Walk any section of the 34-mile long Avon Valley Path from Christchurch to
Salisbury and you will be walking in the steps of the smugglers of old.
one of the well-worn tracks across the New Forest and you will be traversing a
route created by smugglers’ pack ponies.
Cross the Hamble River on the little ferry from Warsash and the ghosts of
contraband carriers will trudge with you up Hamble’s winding cobbled street.
Wander through the churchyard at Boldre and wonder at the solid table-top
tombs which provided additional service as giant tea caddy storage safes for the
gentlemen of the night.
Above all, seek out a smugglers’ pub.These wonderful old buildings with their
low-beamed ceilings, flagstone floors, inglenook fireplaces and secret hiding
places are where you should go to get a real sense of the desperate days of the
In all the southern counties of England the nerve centre of smuggling
operations was predominantly the local pub.
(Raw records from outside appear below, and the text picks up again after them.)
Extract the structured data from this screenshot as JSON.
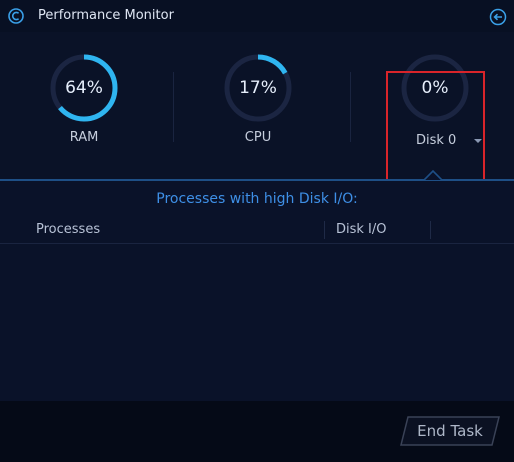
{
  "window": {
    "title": "Performance Monitor"
  },
  "gauges": [
    {
      "label": "RAM",
      "value_text": "64%",
      "value": 0.64
    },
    {
      "label": "CPU",
      "value_text": "17%",
      "value": 0.17
    },
    {
      "label": "Disk 0",
      "value_text": "0%",
      "value": 0.0
    }
  ],
  "panel": {
    "heading": "Processes with high Disk I/O:",
    "columns": [
      "Processes",
      "Disk I/O"
    ]
  },
  "footer": {
    "end_task_label": "End Task"
  },
  "colors": {
    "accent": "#2fb5f0",
    "track": "#1b2542",
    "highlight": "#d9242a",
    "heading": "#3e8fe6"
  },
  "icons": {
    "app": "app-logo-icon",
    "back": "back-arrow-icon",
    "dropdown": "chevron-down-icon"
  }
}
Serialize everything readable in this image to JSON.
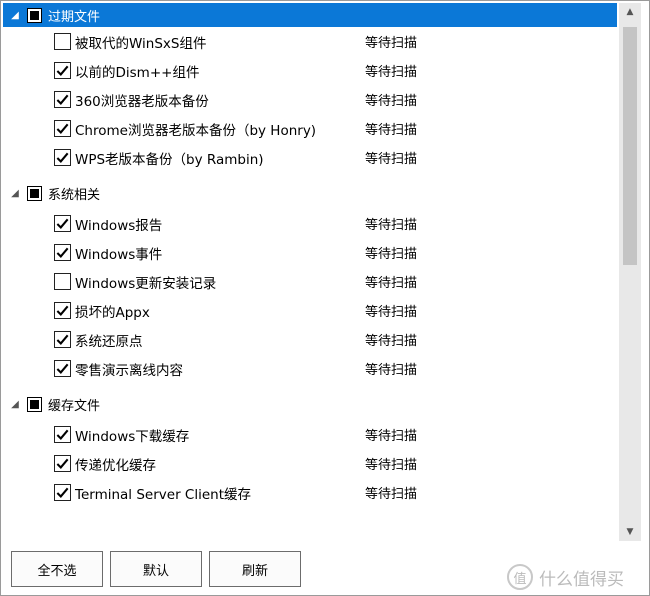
{
  "groups": [
    {
      "title": "过期文件",
      "items": [
        {
          "label": "被取代的WinSxS组件",
          "status": "等待扫描",
          "checked": false
        },
        {
          "label": "以前的Dism++组件",
          "status": "等待扫描",
          "checked": true
        },
        {
          "label": "360浏览器老版本备份",
          "status": "等待扫描",
          "checked": true
        },
        {
          "label": "Chrome浏览器老版本备份（by Honry)",
          "status": "等待扫描",
          "checked": true
        },
        {
          "label": "WPS老版本备份（by Rambin)",
          "status": "等待扫描",
          "checked": true
        }
      ]
    },
    {
      "title": "系统相关",
      "items": [
        {
          "label": "Windows报告",
          "status": "等待扫描",
          "checked": true
        },
        {
          "label": "Windows事件",
          "status": "等待扫描",
          "checked": true
        },
        {
          "label": "Windows更新安装记录",
          "status": "等待扫描",
          "checked": false
        },
        {
          "label": "损坏的Appx",
          "status": "等待扫描",
          "checked": true
        },
        {
          "label": "系统还原点",
          "status": "等待扫描",
          "checked": true
        },
        {
          "label": "零售演示离线内容",
          "status": "等待扫描",
          "checked": true
        }
      ]
    },
    {
      "title": "缓存文件",
      "items": [
        {
          "label": "Windows下载缓存",
          "status": "等待扫描",
          "checked": true
        },
        {
          "label": "传递优化缓存",
          "status": "等待扫描",
          "checked": true
        },
        {
          "label": "Terminal Server Client缓存",
          "status": "等待扫描",
          "checked": true
        }
      ]
    }
  ],
  "buttons": {
    "none": "全不选",
    "default": "默认",
    "refresh": "刷新"
  },
  "watermark": {
    "logo": "值",
    "text": "什么值得买"
  },
  "colors": {
    "selected_header": "#0b78d7",
    "scrollbar_track": "#e8e8e8",
    "scrollbar_thumb": "#c4c4c4"
  }
}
It was here that plots were hatched,
arrangements for transportation agreed and runs commissioned. The smugglers’
pub served as a meeting place, recruitment centre, secret storage facility,
distribution depot and valued customer.
This lively guide will lead you to a significant number of authentic pubs
patronised over two centuries ago by Hampshire smugglers, where you can
experience directly a sometimes unexpected slice of the county’s colourful history.
Retired graphic designer Terry Townsend lives in Dorset with his wife Carol and their cat
Smudge. His other books for Halsgrove include: Once Upon a Pint – A Readers Guide to the
Literary Pubs and Inns of Dorset and Somerset, Kent Smugglers’ Pubs, Dorset Smugglers’ Pubs,
Jane Austen’s Hampshire, Jane Austen and Bath and Jane Austen’s Kent.
Imprint: PiXZ. ISBN 978 0 85710 102 0, hardback, 210x148mm, 144 pages. Published May 2016.